I was lounging around camp in midafternoon boiling the billy. Had me a relaxation station set up in the shade of a tree, an air mattress propped up against a boulder as a makeshift recliner, and a long view down the creek.
I had pulled my can of boiling water off the campfire and set it beside my lounge chair, and when I glanced up before sitting down, I caught sight of a black bear just before it passed behind a wall of bushes along the creek bank.
I was startled for a second. It was odd to unexpectedly see an animal of that size, a big black beast, so close to me. I’m not accustomed to seeing anything larger than deer when out in the forest around here. It’s not like Sequoia National Park or other places where bears are a daily sight.
I was all alone in that canyon, I thought, the biggest animal around, hadn’t seen anybody in two days. Then seemingly out of nowhere another large mammal suddenly pops into sight. And it was only a short stone’s throw from where I stood and coming directly toward my camp.
I bounded over to my backpack and ripped my camera from its pouch, but when I looked up the bear had already fled back across the creek. It was pushing through the brush and climbing over boulders moving up the slope out of the streambed. It paused briefly several times to glance back down at me as I watched it intently.
It’s only the second bear I’ve ever seen in the Los Padres National Forest. I saw one a couple of decades ago, but just a split second glimpse of its hind end as it charged into the chaparral, after having been surprised by me as I blasted down a dirt road on a motorcycle.
Nearly every time I go out for a hike I see bear sign. Bears seem to be everywhere all the time, judging by the number of footprints I see, but they’re sly and not commonly seen. On this day, however, a bear walked right up to my camp oblivious to my presence.

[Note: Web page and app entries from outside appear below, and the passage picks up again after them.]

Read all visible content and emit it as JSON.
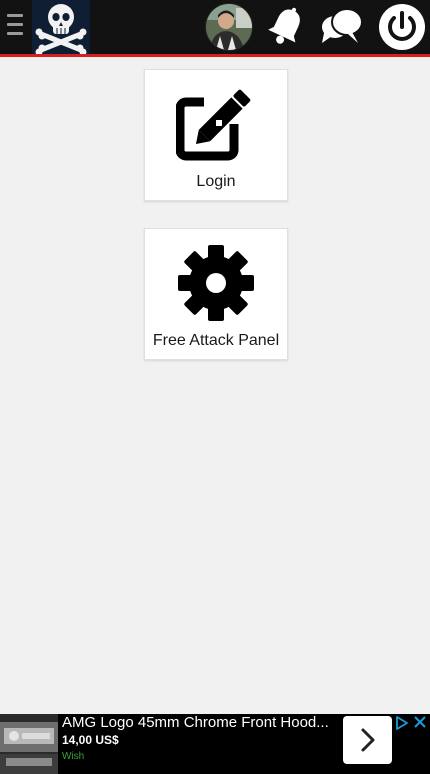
{
  "header": {
    "menu_icon": "hamburger-menu-icon",
    "logo_icon": "skull-crossbones-logo",
    "avatar_icon": "user-avatar",
    "bell_icon": "notification-bell-icon",
    "chat_icon": "chat-bubbles-icon",
    "power_icon": "power-icon",
    "accent_color": "#d81e1e",
    "background_color": "#121212"
  },
  "tiles": [
    {
      "label": "Login",
      "icon": "edit-pencil-icon"
    },
    {
      "label": "Free Attack Panel",
      "icon": "gear-icon"
    }
  ],
  "ad": {
    "title": "AMG Logo 45mm Chrome Front Hood...",
    "price": "14,00 US$",
    "source": "Wish",
    "cta_icon": "chevron-right-icon",
    "choices_icon": "ad-choices-icon",
    "close_icon": "close-icon"
  }
}
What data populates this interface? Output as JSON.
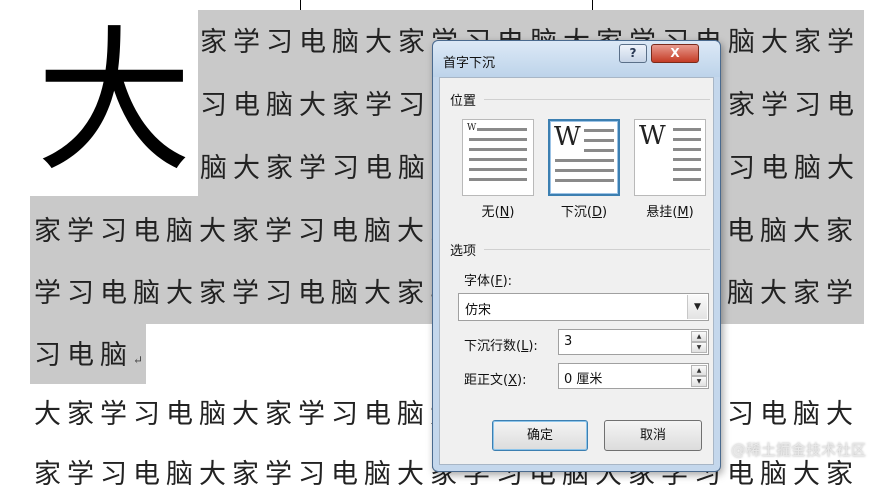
{
  "document": {
    "drop_cap": "大",
    "lines": [
      "家学习电脑大家学习电脑大家学习电脑大家学",
      "习电脑大家学习电脑大家学习电脑大家学习电",
      "脑大家学习电脑大家学习电脑大家学习电脑大",
      "家学习电脑大家学习电脑大家学习电脑大家学习电脑大家",
      "学习电脑大家学习电脑大家学习电脑大家学习电脑大家学",
      "习电脑",
      "大家学习电脑大家学习电脑大家学习电脑大家学习电脑大",
      "家学习电脑大家学习电脑大家学习电脑大家学习电脑大家"
    ],
    "paragraph_mark": "↵",
    "watermark": "@稀土掘金技术社区"
  },
  "dialog": {
    "title": "首字下沉",
    "help_label": "?",
    "close_label": "X",
    "position_group": "位置",
    "options": [
      {
        "label": "无",
        "key": "N"
      },
      {
        "label": "下沉",
        "key": "D"
      },
      {
        "label": "悬挂",
        "key": "M"
      }
    ],
    "selected_option": "下沉",
    "preview_glyph": "W",
    "options_group": "选项",
    "font_label": "字体",
    "font_key": "F",
    "font_value": "仿宋",
    "lines_label": "下沉行数",
    "lines_key": "L",
    "lines_value": "3",
    "distance_label": "距正文",
    "distance_key": "X",
    "distance_value": "0 厘米",
    "ok_label": "确定",
    "cancel_label": "取消"
  }
}
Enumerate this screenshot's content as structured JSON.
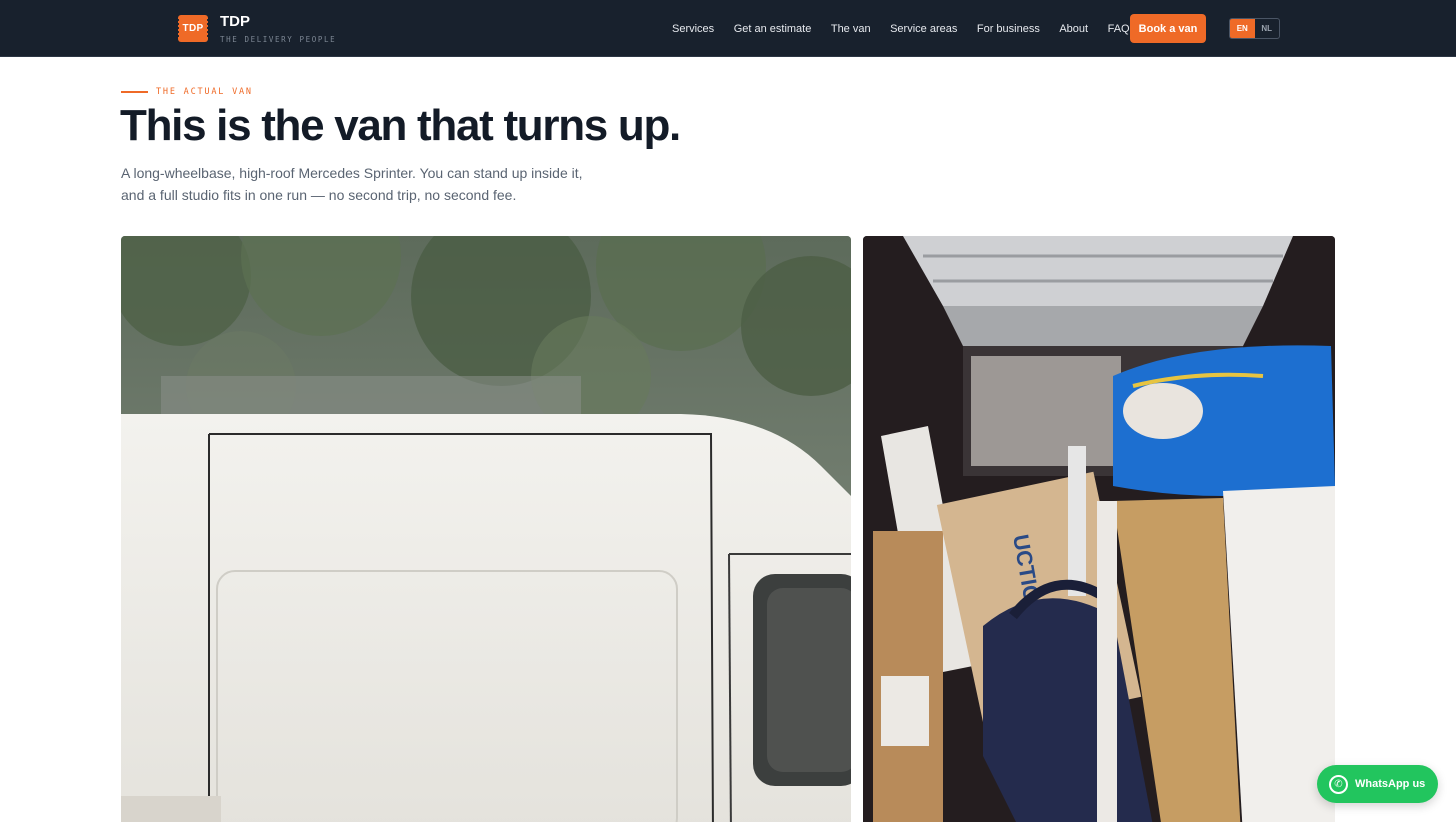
{
  "header": {
    "logo_text": "TDP",
    "brand_name": "TDP",
    "brand_tagline": "THE DELIVERY PEOPLE",
    "nav": [
      {
        "label": "Services"
      },
      {
        "label": "Get an estimate"
      },
      {
        "label": "The van"
      },
      {
        "label": "Service areas"
      },
      {
        "label": "For business"
      },
      {
        "label": "About"
      },
      {
        "label": "FAQ"
      }
    ],
    "cta_label": "Book a van",
    "languages": [
      {
        "label": "EN",
        "active": true
      },
      {
        "label": "NL",
        "active": false
      }
    ]
  },
  "hero": {
    "eyebrow": "THE ACTUAL VAN",
    "title": "This is the van that turns up.",
    "description_line1": "A long-wheelbase, high-roof Mercedes Sprinter. You can stand up inside it,",
    "description_line2": "and a full studio fits in one run — no second trip, no second fee."
  },
  "photos": [
    {
      "subject": "white-van-side"
    },
    {
      "subject": "loaded-van-cargo"
    }
  ],
  "whatsapp": {
    "label": "WhatsApp us",
    "icon": "whatsapp-icon"
  },
  "colors": {
    "accent": "#ef6a27",
    "header_bg": "#18212d",
    "whatsapp": "#22c55e"
  }
}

That’s the beauty of being in the ‘wild’ isn’t it? The unexpected can be a thrill. Just think about those mountain lions who know exactly where you are but you haven’t a clue they’re even there. That’s frame-able photo. Suzanne
May be he wanted a cuppa tea. : )
Jack, great experience. I had just finished viewing the following when I read yours. So I thought you might enjoy another bear experience off Huffington Post. Including the title link and URL, just in case.
Great photo. I think I might have been a little scared – even more so if it had been a Grizzly – I presume there are those around there too?
Hey Carol. Grizzly bears no longer exist in California. The last one was shot to death in 1922.
I’m sure he was just as surprised as you were.
At least you a good photo of him.
I mean to say “At least you got a good photo of him”
really? what about fire restrictions?????
Yes, really. What about fire restrictions?
yeah, well they are in full effect…. contact Andrew if have any more questions…
I hike in the post Basin-Complex fire area of the Ventana Wilderness and it sucks, so I am a little sensitive..
love your blog, just be careful out there and don’t forget the bear spray…
Los Padres National Forest
For Immediate Release
Contact: Andrew Madsen (805) 961-5759
Fire Restrictions Take Effect in Los Padres National Forest
GOLETA, CA, May 19, 2014…Due to extremely dry vegetation and an increasing fire danger, Los Padres National Forest officials announced that Level III fire restrictions will go into effect beginning today, May 19, 2014. The following restrictions will be rigorously enforced until this Forest Order expires:
• Wood and charcoal fires are prohibited in all areas of Los Padres National Forest except for designated Campfire Use sites; however persons with a valid California Campfire Permit are allowed to use portable stoves and lanterns using gas, jellied petroleum or pressurized liquid fuel outside of designated Campfire Use Sites. California Campfire Permits are available for free download from the Los Padres National Forest website (http://www.fs.usda.gov/lpnf). You may also obtain a California Campfire permit in person at a US Forest Service ranger station. You must clear all flammable material for a distance of 10 feet in all directions from your camp stove, have a shovel available, and ensure that a responsible person attends the stove at all times when it is in use.
Hey Roger. I can appreciate your feelings toward hiking in burned forests, as around my neck of the woods, over the last decade or so, we’ve had numerous fires. Many places will never be the same again in my lifetime, which I have written about with a sense of sadness and despair:
You should not assume that the experiences in any particular post on my blog occurred at the same time a post was published.
In fact, I have drafted content stretching back three years which I have not yet published and, aside from that, am running a back log of several months worth of unpublished material.
Yes…the bears are aplenty, here in SoCal.! Approx. 27 bears were brought here from Yosemite in 1933…and now. I’m a native of the San Gabrial Valley and have always lived on the edge of the Angeles Nat. Forest. In the last decade they now continually make the news here. Why? The need for food and water, intrusion on their habitat and foreigners from other countries moving in who have no idea on how to interact with them. I’ve come across hundreds of bears. One bear slept in my backyard in Monrovia. Anyways…I really enjoy your website. Thank u!